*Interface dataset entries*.
---*---

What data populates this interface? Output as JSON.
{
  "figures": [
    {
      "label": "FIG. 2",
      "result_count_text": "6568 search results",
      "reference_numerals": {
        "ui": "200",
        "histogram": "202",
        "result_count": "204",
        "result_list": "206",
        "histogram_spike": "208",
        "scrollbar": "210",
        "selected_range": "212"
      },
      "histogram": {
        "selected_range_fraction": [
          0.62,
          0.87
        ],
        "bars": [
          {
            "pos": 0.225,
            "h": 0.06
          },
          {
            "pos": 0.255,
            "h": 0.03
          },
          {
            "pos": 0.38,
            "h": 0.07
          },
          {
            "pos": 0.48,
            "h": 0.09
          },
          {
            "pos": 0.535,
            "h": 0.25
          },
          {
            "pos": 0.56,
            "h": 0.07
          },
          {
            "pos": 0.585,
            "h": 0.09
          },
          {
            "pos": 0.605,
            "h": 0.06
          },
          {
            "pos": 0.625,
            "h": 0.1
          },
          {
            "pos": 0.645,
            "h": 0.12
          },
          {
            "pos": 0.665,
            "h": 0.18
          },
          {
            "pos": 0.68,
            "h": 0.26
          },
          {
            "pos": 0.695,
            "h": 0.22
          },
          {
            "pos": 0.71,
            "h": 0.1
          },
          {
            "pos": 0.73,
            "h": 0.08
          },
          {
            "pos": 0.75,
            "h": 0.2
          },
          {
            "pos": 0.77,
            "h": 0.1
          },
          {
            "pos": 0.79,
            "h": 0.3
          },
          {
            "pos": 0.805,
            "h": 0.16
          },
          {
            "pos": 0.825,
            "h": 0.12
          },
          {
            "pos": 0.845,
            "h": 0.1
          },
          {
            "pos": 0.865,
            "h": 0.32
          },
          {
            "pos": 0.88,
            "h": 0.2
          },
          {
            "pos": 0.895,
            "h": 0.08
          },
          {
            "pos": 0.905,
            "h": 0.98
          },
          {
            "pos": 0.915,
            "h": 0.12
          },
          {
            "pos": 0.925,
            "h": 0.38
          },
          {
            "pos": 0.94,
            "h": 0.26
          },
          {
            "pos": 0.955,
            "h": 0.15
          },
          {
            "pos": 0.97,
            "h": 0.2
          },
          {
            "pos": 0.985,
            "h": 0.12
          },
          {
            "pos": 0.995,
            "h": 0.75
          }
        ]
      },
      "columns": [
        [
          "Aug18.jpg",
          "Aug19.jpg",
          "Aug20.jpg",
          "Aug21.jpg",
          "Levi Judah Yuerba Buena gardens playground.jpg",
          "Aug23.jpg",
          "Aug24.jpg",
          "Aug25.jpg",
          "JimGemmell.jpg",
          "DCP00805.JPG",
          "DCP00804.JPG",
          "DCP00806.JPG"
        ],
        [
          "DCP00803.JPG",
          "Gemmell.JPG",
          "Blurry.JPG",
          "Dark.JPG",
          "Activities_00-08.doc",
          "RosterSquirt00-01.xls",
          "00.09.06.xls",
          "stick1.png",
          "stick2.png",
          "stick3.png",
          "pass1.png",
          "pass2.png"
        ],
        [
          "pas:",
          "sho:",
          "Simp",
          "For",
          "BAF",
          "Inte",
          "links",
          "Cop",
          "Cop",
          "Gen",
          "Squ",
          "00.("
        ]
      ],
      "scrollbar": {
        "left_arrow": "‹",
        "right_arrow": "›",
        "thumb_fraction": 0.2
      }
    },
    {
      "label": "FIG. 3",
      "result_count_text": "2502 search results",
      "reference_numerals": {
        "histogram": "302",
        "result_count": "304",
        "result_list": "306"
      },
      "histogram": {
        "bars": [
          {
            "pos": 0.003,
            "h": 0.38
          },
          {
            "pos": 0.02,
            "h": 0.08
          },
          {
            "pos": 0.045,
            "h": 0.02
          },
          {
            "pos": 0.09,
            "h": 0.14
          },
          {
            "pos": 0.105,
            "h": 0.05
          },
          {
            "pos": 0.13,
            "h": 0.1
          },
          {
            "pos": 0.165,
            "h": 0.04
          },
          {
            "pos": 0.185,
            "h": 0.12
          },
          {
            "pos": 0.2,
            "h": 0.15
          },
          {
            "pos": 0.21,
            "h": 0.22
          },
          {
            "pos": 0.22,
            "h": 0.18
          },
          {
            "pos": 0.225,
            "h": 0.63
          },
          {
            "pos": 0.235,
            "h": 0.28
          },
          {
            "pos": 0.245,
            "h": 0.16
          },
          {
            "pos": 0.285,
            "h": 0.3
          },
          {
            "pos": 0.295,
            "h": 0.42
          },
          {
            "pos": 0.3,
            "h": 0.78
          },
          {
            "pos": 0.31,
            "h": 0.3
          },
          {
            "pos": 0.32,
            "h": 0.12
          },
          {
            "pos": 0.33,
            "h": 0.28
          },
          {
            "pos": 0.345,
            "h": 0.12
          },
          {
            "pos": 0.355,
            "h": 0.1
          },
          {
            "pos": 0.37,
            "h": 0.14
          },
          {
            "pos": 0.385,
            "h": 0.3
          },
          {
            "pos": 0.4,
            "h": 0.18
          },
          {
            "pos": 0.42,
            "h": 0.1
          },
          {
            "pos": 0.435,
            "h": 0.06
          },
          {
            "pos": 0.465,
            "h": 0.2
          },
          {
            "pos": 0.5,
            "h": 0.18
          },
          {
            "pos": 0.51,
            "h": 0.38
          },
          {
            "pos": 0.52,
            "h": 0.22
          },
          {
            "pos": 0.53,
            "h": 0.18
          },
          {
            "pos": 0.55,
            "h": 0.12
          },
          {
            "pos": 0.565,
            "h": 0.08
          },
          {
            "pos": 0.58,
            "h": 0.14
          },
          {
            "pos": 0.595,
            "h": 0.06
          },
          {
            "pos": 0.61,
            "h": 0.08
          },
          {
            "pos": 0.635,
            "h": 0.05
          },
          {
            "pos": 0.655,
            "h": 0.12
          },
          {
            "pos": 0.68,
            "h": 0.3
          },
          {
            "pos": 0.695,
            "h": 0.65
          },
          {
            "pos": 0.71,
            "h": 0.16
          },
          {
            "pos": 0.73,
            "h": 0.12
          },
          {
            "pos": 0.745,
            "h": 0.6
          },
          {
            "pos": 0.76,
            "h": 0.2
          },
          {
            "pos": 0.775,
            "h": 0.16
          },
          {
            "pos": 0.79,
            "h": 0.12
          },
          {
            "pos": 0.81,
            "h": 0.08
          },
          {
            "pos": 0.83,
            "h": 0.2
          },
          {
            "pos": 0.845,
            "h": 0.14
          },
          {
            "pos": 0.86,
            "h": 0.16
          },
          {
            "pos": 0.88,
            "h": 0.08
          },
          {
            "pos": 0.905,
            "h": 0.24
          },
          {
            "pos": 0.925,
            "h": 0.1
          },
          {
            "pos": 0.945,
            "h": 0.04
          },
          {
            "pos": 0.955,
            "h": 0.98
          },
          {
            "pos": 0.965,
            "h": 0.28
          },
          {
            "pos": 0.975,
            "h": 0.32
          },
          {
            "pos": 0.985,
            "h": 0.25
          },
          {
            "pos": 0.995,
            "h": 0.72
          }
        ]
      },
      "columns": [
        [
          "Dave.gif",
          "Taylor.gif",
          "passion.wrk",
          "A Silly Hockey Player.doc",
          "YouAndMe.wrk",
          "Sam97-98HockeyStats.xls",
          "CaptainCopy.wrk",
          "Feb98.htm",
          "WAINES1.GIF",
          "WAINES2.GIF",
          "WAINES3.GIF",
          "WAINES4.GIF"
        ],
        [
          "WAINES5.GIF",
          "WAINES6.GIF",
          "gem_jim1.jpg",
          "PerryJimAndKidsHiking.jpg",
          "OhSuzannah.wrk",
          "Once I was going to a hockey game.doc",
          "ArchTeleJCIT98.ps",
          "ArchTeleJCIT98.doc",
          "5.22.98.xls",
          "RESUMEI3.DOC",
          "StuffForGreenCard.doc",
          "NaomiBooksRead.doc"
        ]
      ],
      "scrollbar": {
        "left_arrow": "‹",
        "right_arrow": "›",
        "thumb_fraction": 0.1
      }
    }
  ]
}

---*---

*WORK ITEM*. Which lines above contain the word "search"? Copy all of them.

*TASK RESPONSE*.
      "result_count_text": "6568 search results",
      "result_count_text": "2502 search results",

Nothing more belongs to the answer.